Social enterprise should be the responsibility of BEIS, says SEUK CEO

Social enterprise should be the responsibility of the Department for Business, Energy and Industrial Strategy (BEIS), says CEO of Social Enterprise UK (SEUK) Peter Holbrook, in response to the government’s Industrial Strategy published this week.

The responsibility for social enterprise strategy in the UK falls within the remit of the Office for Civil Society (OSC), which in July 2016 was transferred from the Cabinet Office to the Department for Culture, Media and Sport (DCMS). The minister for the DCMS is Tracey Crouch MP. In 2001, under Tony Blair's Labour government, a social enterprise unit was set up within the Department for Trade and Industry (which later became BEIS) and a social enterprise strategy was published in 2002.

Holbrook said: “Despite the energy and ambition of our new minister, it appears clear the Office for Civil Society is unable to exert any influence over BEIS for the benefit of the sector and wider society. It is time to move responsibility for social enterprise to BEIS so that our voice can be heard and our ideas considered."

This is not the first time the CEO of SEUK has advocated for the social enterprise reshuffle within the government. In 2016, SEUK co-ordinated a letter from more than 25 businesses to the BEIS, calling for it to take responsibility for social enterprise.

In a statement released at the time, Holbrook said: “Responsibility for social enterprise, investment, co-operatives and mutuals has always sat somewhat uncomfortably outside the Department for Business. We know that with the support of the Department of Business, social enterprises, social investors, community energy co-operatives and other businesses working to improve society and the environment can continue to lead the way in building a fairer, more sustainable UK economy.”

SEUK, the UK’s social enterprise membership body, also responded to the government’s Industrial Strategy by publishing a new report by former MP and author of the Public Services (Social Value Act) 2012, Chris White, titled Our Money, our future.

Holbrook said: "The Industrial Strategy is a step forward when what is needed is a step change. Social enterprises welcome Government’s commitment to a much more an active role in shaping the economy, but that the Industrial Strategy does not even include the word ‘inequality’ speaks volumes about the priorities of this administration.

“It is bewildering that the Government has chosen not to address procurement and particularly social value in the Industrial Strategy given the support for this across the business community, public sector procurement teams, the voluntary sector, and think tanks. Brexit looks to have blinded our Government from seeing the levers it has at its disposal to reshape the economy and kickstart growth.

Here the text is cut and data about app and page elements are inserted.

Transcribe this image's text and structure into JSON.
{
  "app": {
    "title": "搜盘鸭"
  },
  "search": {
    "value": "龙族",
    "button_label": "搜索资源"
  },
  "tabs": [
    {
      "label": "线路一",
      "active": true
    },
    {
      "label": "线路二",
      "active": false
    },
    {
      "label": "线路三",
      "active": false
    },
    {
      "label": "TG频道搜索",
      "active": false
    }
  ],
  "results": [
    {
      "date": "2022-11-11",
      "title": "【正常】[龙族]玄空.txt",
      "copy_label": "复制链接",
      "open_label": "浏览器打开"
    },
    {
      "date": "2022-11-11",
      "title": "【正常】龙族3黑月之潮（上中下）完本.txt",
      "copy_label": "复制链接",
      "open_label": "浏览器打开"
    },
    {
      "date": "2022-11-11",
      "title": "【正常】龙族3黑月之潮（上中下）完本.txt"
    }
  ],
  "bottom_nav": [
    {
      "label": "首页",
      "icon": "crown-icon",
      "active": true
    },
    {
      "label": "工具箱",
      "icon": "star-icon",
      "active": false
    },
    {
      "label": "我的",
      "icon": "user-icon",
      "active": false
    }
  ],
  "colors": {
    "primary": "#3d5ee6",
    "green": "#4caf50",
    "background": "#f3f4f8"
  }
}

Imagine how much more bang for our buck the country would get if we extended the Social Value Act to cover all public sector expenditure

In agreement, former Conservative MP, White, said “The Government is missing a trick if it does not extend the Social Value Act. The Act currently ‘shapes’ around £25bn of public sector spending, meaning that we as taxpayers are getting more young people into apprenticeships and more people with disabilities into employment, as well as delivering significant cost savings.

“At present around £243bn of public sector spending is beyond the reach of the Social Value Act. Imagine how much more bang for our buck the country would get if we extended the Social Value Act to cover all public sector expenditure.”

Strengthening the Social Value Act is now supported by a wide variety of organisations spanning the private, public, and voluntary sector, and from the left and right of politics including: The Centre for Social Justice (CSJ), Power to Change, The House of Lords Select Committee on the Future of Charities, HCT Group, The Society of Conservative Lawyers, The Society of Labour Lawyers, the Liberal Democrats and the Cooperative Party.

The Our Money, our future report sets out the following five recommendations:

  1. The Act needs to be extended to all public spending, and also to decision making.
  2. The Act needs to be strengthened requiring commissioners to “account for” not just “consider” social value.
  3. Social value needs to be included in devolution deals.
  4. These changes need to be supported by clearer statutory guidance by central government.
  5. A biennial State of Social Value Audit conducted independently but with the support of the Government.

Holbrook concluded: “As a country, we are facing the single largest peacetime challenge since the oil shocks of the 1970s; inequality is reaching startling levels; and, there are worrying structural imbalances in the economy.

“Yet Brexit also offers an opportunity for Government to design a distinctively social set of public sector procurement policies to deal with some of these problems. Sadly, it appears that the desire or the vision to shake things up is not present.”

Pioneers Post contacted the DCMS for a response to Holbrook's statement but at the time of going to print did not receive a reply. 


To read the Our Money, our future report in full, click here.

Photo credit: SEUK